Posted by: The Emperor has no clothes on March 3, 2012 2:03AM
Add Your Comment
Name:

Location:

E-mail: (not published, only used to contact you about your comment)


Comments:




 
Page Options

Print this page

E-Mail this page / Send mp3

Share on Facebook





Stories with Recent Comments

Ohio Supreme Court hears arguments on who should be paid minimum wage
Just a correction for your story: The trial court sided with the owners. The court of appeals sided with the sales reps.

Husted defends the use of "monopoly" in the wording of Issue 3
Jon, Give me a break. Why don't you concentrate your efforts on other issues to make Ohio a better place to live. Your comments about monopolizing the marijuana...

The Sierra Club is launching ads against Ohio's U.S. Sen. Rob Portman
“'I don’t know what the ad’s going to say. But I hope it’s truthful,' said Portman." This from a man who voted "no" last winter on a Senate resolution s...

Ohio Republicans protest the loss of Mt. McKinley
I believe the U.S.gov't. was overstepping its bounds by renaming a mountain that belongs to Alaska. How would we like it if Alaska (or any other state) telling ...

Pluto: University of Akron cuts baseball - should football be next?
remember when akron and Youngstown state were both in the ovc. As a Morehead State fan, made trips to both schools and had a wonderful experience. Played Akron ...

Ohio to aid young adults who age out of foster care
I think it's a great idea. I worked for an at risk high school and it was really sad to see the amount of kids who had no where to go because they had aged out...

Could University Circle developments ripple into East Cleveland?
Outsiders are so far off the beaten path and you all need to attend the meeting being held today 8/31/15 Cleveland Public Library, 1:00 PM. http://44112news.co...

ResponsibleOhio leader says the state is trying to set Issue 3 up for failure
Ohio suppose to believe that a group of investors were united under one cause to legalize marijuana.Once legal they all of sudden turn into 10 different compani...

Terry Pluto: U of A's new athletic director has the toughest job in town
It is a hard sell. The Students do not want to go to the football games and they do not want to pay for the program. They have a lot of student loan debt and t...

Akron considering the future of the B.F. Goodrich smokestacks
This BFGoodrich alumna says, "Thank you, Dave Lieberth!"

Copyright © 2015 WKSU Public Radio, All Rights Reserved.

 
In Partnership With:

NPR PRI Kent State University
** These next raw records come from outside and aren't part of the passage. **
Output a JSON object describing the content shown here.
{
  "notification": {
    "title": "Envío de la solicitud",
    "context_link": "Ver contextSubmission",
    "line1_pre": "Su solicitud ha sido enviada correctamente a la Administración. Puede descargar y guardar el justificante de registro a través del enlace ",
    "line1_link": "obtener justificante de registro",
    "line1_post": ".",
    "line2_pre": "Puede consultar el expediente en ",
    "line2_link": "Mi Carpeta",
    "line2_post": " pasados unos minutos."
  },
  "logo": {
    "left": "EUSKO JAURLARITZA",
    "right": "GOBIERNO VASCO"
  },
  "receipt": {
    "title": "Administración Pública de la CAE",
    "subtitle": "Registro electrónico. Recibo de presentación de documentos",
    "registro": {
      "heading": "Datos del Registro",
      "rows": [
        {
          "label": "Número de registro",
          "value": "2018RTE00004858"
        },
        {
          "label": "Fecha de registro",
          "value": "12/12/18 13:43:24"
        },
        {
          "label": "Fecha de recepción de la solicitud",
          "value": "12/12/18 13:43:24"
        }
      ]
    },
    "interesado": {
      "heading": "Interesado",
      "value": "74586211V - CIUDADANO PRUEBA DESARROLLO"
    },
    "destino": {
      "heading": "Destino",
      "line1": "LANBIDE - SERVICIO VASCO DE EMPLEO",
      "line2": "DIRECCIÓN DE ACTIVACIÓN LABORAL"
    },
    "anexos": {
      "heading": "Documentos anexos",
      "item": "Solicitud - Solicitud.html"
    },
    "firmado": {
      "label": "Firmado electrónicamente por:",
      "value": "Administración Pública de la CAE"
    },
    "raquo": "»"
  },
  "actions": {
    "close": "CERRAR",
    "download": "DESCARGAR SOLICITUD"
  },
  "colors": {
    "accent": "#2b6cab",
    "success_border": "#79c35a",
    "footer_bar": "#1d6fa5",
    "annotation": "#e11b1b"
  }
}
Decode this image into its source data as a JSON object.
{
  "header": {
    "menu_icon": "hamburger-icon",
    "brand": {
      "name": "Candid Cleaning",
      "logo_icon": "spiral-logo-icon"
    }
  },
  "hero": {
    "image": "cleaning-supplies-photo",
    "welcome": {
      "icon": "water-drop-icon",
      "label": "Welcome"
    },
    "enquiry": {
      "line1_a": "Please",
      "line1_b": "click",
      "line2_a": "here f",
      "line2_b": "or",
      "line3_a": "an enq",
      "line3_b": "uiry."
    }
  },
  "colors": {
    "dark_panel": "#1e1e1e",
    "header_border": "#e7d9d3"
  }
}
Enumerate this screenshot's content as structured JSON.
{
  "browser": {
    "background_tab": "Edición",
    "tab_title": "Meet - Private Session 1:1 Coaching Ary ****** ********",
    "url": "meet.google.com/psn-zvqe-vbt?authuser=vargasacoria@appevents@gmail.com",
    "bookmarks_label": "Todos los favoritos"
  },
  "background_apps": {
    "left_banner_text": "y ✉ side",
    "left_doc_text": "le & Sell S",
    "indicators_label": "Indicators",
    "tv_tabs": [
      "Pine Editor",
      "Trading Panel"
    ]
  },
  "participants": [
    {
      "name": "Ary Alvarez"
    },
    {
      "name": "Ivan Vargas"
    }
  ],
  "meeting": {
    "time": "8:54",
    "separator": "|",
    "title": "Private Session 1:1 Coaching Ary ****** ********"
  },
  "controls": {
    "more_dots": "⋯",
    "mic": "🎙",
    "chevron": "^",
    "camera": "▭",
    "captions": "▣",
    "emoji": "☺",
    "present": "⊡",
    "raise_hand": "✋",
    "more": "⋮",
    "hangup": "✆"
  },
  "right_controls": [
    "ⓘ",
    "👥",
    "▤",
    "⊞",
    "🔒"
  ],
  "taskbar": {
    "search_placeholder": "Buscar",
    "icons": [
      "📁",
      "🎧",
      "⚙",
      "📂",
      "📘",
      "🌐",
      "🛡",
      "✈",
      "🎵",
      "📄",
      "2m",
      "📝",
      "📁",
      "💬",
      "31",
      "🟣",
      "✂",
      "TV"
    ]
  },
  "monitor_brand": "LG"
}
listen in windows media format listen in realplayer format Car Talk Hosts: Tom & Ray Magliozzi Fresh Air Host: Terry Gross A Service of Kent State University 89.7 WKSU | NPR.Classical.Other smart stuff. NPR Senior Correspondent: Noah Adams Living on Earth Host: Steve Curwood 89.7 WKSU | NPR.Classical.Other smart stuff. A Service of Kent State University